Older software, most especially video games, have been harder to preserve or re-release mostly due to their source code being unfortunately lost entirely or in parts. Despite the finished product being available, it requires a ton of time to reverse-engineer the software to get its actual source code. A coder has actually done this with the original Diablo, a timeless classic.
The coder, who goes by the alias GalaxyHaxz, has detailed their process of reverse-engineering the game, which took them over 1,200 hours in the span of “6-12 months.” The goal was to ensure that “everything is preserved” in the new project, which is cutely referred to as “Devilution.”
To be clear, this is purely the source code of the game, and does not contain any of the original assets like graphics or sound effects, so this doesn’t mean you’ll be able to grab a free copy of Diablo (not to mention Blizzard lawyers would have already shut this thing down by now if that were the case).

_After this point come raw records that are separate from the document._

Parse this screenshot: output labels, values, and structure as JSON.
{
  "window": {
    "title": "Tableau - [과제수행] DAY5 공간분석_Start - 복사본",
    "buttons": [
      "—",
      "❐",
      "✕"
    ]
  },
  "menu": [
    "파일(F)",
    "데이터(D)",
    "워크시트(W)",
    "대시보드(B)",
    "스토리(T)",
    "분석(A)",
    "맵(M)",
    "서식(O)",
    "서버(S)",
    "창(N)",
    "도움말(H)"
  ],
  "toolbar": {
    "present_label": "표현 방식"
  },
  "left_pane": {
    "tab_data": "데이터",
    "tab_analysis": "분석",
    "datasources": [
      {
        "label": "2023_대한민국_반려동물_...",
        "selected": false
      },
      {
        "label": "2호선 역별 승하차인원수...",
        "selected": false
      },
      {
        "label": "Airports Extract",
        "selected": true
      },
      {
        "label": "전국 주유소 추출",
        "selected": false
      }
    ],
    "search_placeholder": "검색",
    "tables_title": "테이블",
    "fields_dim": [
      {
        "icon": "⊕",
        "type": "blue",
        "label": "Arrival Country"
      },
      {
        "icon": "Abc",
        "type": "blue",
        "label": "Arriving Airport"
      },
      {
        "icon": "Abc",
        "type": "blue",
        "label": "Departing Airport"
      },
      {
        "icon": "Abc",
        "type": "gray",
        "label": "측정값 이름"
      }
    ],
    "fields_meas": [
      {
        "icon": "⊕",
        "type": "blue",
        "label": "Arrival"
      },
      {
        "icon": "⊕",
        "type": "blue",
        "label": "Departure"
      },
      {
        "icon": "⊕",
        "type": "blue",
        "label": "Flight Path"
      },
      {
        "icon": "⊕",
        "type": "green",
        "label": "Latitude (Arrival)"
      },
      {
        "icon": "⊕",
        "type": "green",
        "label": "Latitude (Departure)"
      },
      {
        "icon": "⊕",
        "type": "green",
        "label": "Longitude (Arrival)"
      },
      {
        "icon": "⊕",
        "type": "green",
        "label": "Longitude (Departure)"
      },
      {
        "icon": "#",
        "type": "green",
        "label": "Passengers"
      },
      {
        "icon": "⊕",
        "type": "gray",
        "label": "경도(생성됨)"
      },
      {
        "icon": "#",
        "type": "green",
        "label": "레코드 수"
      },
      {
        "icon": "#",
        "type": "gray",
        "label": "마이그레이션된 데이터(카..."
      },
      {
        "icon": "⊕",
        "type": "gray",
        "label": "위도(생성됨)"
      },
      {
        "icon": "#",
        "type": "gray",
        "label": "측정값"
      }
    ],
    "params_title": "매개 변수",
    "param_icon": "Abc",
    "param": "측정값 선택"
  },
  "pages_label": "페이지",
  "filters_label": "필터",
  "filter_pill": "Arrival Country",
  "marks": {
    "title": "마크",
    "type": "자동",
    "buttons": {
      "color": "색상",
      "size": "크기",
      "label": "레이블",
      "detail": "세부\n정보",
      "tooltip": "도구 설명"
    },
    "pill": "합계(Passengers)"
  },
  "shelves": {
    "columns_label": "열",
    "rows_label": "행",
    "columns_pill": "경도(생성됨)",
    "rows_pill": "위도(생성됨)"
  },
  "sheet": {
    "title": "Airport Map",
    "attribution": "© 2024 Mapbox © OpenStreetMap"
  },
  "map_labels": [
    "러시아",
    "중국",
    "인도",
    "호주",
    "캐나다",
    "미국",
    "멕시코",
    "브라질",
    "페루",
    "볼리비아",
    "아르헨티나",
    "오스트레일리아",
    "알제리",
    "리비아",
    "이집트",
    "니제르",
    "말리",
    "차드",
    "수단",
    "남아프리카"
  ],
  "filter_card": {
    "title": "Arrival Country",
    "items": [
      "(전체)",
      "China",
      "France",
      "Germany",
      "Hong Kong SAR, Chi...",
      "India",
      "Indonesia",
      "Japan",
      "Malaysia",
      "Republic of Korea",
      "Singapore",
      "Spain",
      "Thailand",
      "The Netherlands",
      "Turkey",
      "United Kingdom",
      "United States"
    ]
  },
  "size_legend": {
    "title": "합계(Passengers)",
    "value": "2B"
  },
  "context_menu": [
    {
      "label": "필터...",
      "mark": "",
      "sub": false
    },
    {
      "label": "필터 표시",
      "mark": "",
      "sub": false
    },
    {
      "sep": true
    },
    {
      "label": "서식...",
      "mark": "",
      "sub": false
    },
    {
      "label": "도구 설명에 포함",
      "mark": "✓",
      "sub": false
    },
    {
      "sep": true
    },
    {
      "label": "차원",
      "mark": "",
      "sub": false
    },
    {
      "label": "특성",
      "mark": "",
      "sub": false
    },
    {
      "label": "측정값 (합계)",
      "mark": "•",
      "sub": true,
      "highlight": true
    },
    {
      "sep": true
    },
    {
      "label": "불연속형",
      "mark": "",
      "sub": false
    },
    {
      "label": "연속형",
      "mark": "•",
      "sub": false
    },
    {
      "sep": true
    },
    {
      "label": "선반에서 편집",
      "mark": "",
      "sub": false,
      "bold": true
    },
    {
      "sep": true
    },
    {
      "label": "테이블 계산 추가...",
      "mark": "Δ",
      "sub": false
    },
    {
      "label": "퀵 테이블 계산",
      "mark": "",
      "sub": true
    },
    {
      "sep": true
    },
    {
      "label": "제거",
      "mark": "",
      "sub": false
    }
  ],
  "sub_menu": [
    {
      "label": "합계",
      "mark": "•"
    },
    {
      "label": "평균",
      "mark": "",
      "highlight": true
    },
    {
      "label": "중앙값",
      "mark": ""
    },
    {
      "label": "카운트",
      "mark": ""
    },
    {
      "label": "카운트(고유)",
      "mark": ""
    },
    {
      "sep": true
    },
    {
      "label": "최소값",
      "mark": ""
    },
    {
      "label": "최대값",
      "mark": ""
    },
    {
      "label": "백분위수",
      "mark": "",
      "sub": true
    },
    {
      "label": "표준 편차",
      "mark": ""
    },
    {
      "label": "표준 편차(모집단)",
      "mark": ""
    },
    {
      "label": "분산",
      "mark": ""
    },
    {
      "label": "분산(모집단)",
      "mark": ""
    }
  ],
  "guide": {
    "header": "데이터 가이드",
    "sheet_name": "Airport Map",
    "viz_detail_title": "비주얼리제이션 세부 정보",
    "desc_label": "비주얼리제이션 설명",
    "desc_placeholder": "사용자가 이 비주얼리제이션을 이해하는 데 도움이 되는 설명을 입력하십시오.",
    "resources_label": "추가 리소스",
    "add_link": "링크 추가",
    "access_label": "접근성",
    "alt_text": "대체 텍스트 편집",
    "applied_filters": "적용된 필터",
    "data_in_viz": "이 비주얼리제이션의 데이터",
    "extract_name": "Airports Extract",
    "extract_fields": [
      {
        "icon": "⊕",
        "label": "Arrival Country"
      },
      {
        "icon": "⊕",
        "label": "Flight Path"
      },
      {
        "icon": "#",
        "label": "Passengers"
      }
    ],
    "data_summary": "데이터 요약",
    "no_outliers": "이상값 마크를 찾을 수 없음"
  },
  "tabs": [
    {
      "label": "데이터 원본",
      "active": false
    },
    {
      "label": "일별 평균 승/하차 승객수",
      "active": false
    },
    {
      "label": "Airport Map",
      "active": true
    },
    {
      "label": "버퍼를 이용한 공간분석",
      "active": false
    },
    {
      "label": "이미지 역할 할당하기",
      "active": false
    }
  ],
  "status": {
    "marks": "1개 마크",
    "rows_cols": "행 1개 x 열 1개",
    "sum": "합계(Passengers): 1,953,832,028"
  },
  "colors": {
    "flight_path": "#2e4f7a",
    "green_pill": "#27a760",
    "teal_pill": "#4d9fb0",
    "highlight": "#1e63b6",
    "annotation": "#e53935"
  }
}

“For years mod-makers had to rely on tedious code editing and memory injection. A few even went even further and reversed a good chunk of the game (such as Belzebub/The Hell),” GalaxyHaxz noted. “The problem is that they never released their sources. Usually being a one-man job, they move on with their lives inevitably due to the amount of time/work required or lack of interest.
He went on to further explain how this will massively benefit the modding community: “This leaves people with a half-finished mod; one which had countless hours put into it, but left full of bugs and unfinished potential. So we’re back to square one. Devilution aims to fix this, by making the source code of Diablo freely available to all.”
Furthermore, the goal of Devilution was to wholly reproduce the 1996 classic and its source code as accurately as possible, including “bugs and badly written code”, so that fans can even make updates, fixes, and even ports to other platforms.
Most interestingly, this will provide a deeper look into the development of the game, including both unused and cut content that never saw the final release. “Development of Diablo was rushed near the end—many ideas were scrapped and Multiplayer was quickly hacked in. By examining the source, we can see various quirks of planned development,” the coder said.